Cross Cultural Communication

Modern technological advancements have led to the rapid development of transport and communication tools. As a result, the society that we live in today is becoming increasingly globalised and our relationship with one another is no longer simply interconnected, but interdependent. In this vibrant, diversified society, issues caused by language and cultural differences begin to arise, making “cross cultural communication” a crucial skill for all to acquire. Foreign language teachers, as bridge builders between their students and an unfamiliar world, can utilise the methods below to increase their students’ cross cultural abilities.

  • Dig below the surface of words to uncover their cultural undertone

Take the word “magpie”for example, in Chinese this bird symbolises happiness and good luck, in some Western countries however, magpies carry a cultural meaning of “someone who steals and talks obnoxiously”. In our past article on “Communicating in Chinese VS Thinking in Chinese”, we used the character “豆“ to illustrate that words do not simply map to objective things, but also to specific thoughts and feelings of a culture.

Tip: Teachers can try using words or conversations that reflect a culture’s values and mode of thinking, to inspire students to compare, discuss and share.

  • Utilise open-ended questions to guide students                                                                                                         

Every country has its own system of greetings. There are many Japanese expressions associated with seasons, thus in Japan, people like to greet each other by mentioning the weather or the season. On the contrary, Russians perceive weather greetings as mundane and boring. In China on the other hand, you will come across questions such as “Have you eaten?” or “Where are you heading to?” that people often use as a way of greeting a friend or acquaintance.

Tip: When teaching topics such as greetings, teachers could utilise open-ended questions to guide their students. For example, questions like “Is it the same in your country?” or “Why do you think Chinese people like to greet each other in this way?” help to nurture students’ sensitivity towards cultural differences and habits.

  • Provide cultural context to nurture interest in cross cultural communication 

小王给朋友送礼物时 :









The conversation above on the topic of gift giving elucidates the fact that culture influences the way people behave and engage in verbal exchanges. When accepting gifts, Chinese people will reject a few times out of courtesy and politeness. For a non-native speaker, conversations like this may confuse them and ultimately, they would not be able to understand the deeper connotations of what is being said.

Tip: Most non-native speakers will not be familiar with Chinese social interactions; we cannot expect them to understand the Chinese way of thinking when they have not acquired a good understanding of Chinese language and culture. During classes, teachers could introduce more background information on Chinese customs, history, habits and way of life, etc. These anecdotal pieces of context help students improve their cultural sensitivity and stimulate their interest to learn.

A teacher’s cultural quotient and understanding of cultural diversity has significant impact on their students ability to effectively carry out cross cultural communication. In the process of teaching, we should view cultural differences objectively. In order to foster respect and inclusivity, allow students to familiarise with both the similarities and differences between their own culture and foreign cultures.

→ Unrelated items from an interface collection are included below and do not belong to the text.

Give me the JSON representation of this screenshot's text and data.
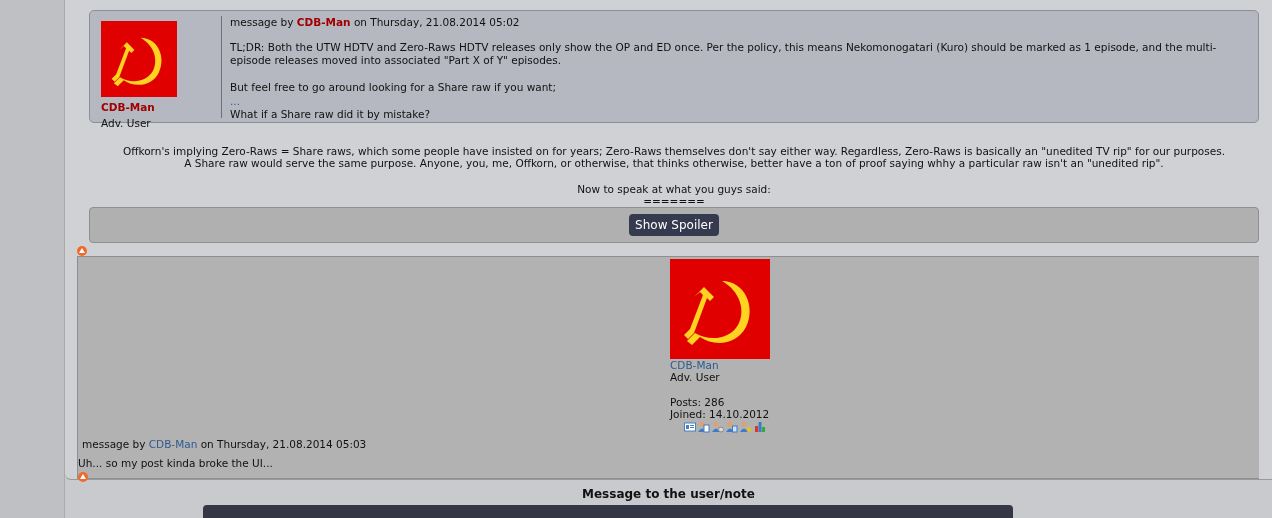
{
  "quote": {
    "author": "CDB-Man",
    "rank": "Adv. User",
    "header": {
      "prefix": "message by ",
      "author": "CDB-Man",
      "suffix": " on Thursday, 21.08.2014 05:02"
    },
    "lines": [
      {
        "kind": "text",
        "text": "TL;DR: Both the UTW HDTV and Zero-Raws HDTV releases only show the OP and ED once. Per the policy, this means Nekomonogatari (Kuro) should be marked as 1 episode, and the multi-episode releases moved into associated \"Part X of Y\" episodes."
      },
      {
        "kind": "gap"
      },
      {
        "kind": "text",
        "text": "But feel free to go around looking for a Share raw if you want;"
      },
      {
        "kind": "link",
        "text": "..."
      },
      {
        "kind": "text",
        "text": "What if a Share raw did it by mistake?"
      }
    ]
  },
  "reply_lines": [
    {
      "kind": "text",
      "text": "Offkorn's implying Zero-Raws = Share raws, which some people have insisted on for years; Zero-Raws themselves don't say either way. Regardless, Zero-Raws is basically an \"unedited TV rip\" for our purposes."
    },
    {
      "kind": "text",
      "text": "A Share raw would serve the same purpose. Anyone, you, me, Offkorn, or otherwise, that thinks otherwise, better have a ton of proof saying whhy a particular raw isn't an \"unedited rip\"."
    },
    {
      "kind": "gap"
    },
    {
      "kind": "text",
      "text": "Now to speak at what you guys said:"
    },
    {
      "kind": "text",
      "text": "======="
    }
  ],
  "spoiler": {
    "button": "Show Spoiler"
  },
  "post": {
    "author": "CDB-Man",
    "rank": "Adv. User",
    "posts": "Posts: 286",
    "joined": "Joined: 14.10.2012",
    "header": {
      "prefix": "message by ",
      "author": "CDB-Man",
      "suffix": " on Thursday, 21.08.2014 05:03"
    },
    "body": "Uh... so my post kinda broke the UI..."
  },
  "note_title": "Message to the user/note"
}
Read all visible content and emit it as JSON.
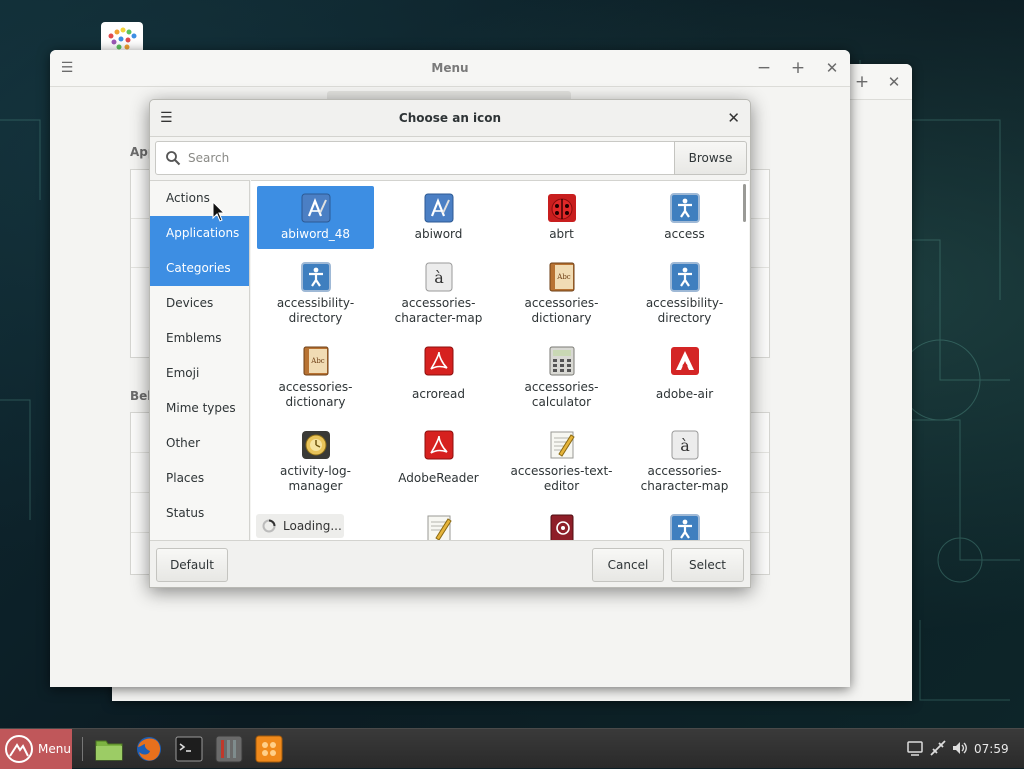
{
  "menu_window": {
    "title": "Menu",
    "section_applications": "App",
    "section_behaviour": "Beh"
  },
  "dialog": {
    "title": "Choose an icon",
    "search": {
      "placeholder": "Search",
      "value": ""
    },
    "browse_label": "Browse",
    "categories": [
      {
        "label": "Actions",
        "selected": false
      },
      {
        "label": "Applications",
        "selected": true
      },
      {
        "label": "Categories",
        "selected": true
      },
      {
        "label": "Devices",
        "selected": false
      },
      {
        "label": "Emblems",
        "selected": false
      },
      {
        "label": "Emoji",
        "selected": false
      },
      {
        "label": "Mime types",
        "selected": false
      },
      {
        "label": "Other",
        "selected": false
      },
      {
        "label": "Places",
        "selected": false
      },
      {
        "label": "Status",
        "selected": false
      }
    ],
    "icons": [
      {
        "label": "abiword_48",
        "icon": "abiword-icon",
        "selected": true
      },
      {
        "label": "abiword",
        "icon": "abiword-icon",
        "selected": false
      },
      {
        "label": "abrt",
        "icon": "abrt-ladybug-icon",
        "selected": false
      },
      {
        "label": "access",
        "icon": "accessibility-icon",
        "selected": false
      },
      {
        "label": "accessibility-directory",
        "icon": "accessibility-icon",
        "selected": false
      },
      {
        "label": "accessories-character-map",
        "icon": "character-map-icon",
        "selected": false
      },
      {
        "label": "accessories-dictionary",
        "icon": "dictionary-icon",
        "selected": false
      },
      {
        "label": "accessibility-directory",
        "icon": "accessibility-icon",
        "selected": false
      },
      {
        "label": "accessories-dictionary",
        "icon": "dictionary-icon",
        "selected": false
      },
      {
        "label": "acroread",
        "icon": "acrobat-icon",
        "selected": false
      },
      {
        "label": "accessories-calculator",
        "icon": "calculator-icon",
        "selected": false
      },
      {
        "label": "adobe-air",
        "icon": "adobe-air-icon",
        "selected": false
      },
      {
        "label": "activity-log-manager",
        "icon": "activity-log-icon",
        "selected": false
      },
      {
        "label": "AdobeReader",
        "icon": "acrobat-icon",
        "selected": false
      },
      {
        "label": "accessories-text-editor",
        "icon": "text-editor-icon",
        "selected": false
      },
      {
        "label": "accessories-character-map",
        "icon": "character-map-icon",
        "selected": false
      }
    ],
    "partial_icons": [
      "text-editor-icon",
      "address-book-icon",
      "accessibility-icon"
    ],
    "loading_text": "Loading...",
    "default_label": "Default",
    "cancel_label": "Cancel",
    "select_label": "Select"
  },
  "taskbar": {
    "menu_label": "Menu",
    "apps": [
      "file-manager-icon",
      "firefox-icon",
      "terminal-icon",
      "settings-icon",
      "software-manager-icon"
    ],
    "tray": [
      "display-icon",
      "network-icon",
      "volume-icon"
    ],
    "clock": "07:59"
  },
  "colors": {
    "accent": "#3d8ee3",
    "taskbar_menu": "#c0575a"
  }
}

Learning Chinese as a second language goes hand in hand with the learning of Chinese culture, teachers can use the three methods suggested in this article to develop students’ ability to communicate and interact with a Chinese person. If you have any suggestions on the topic of cross cultural communication, share with us via We look forward to hearing from you.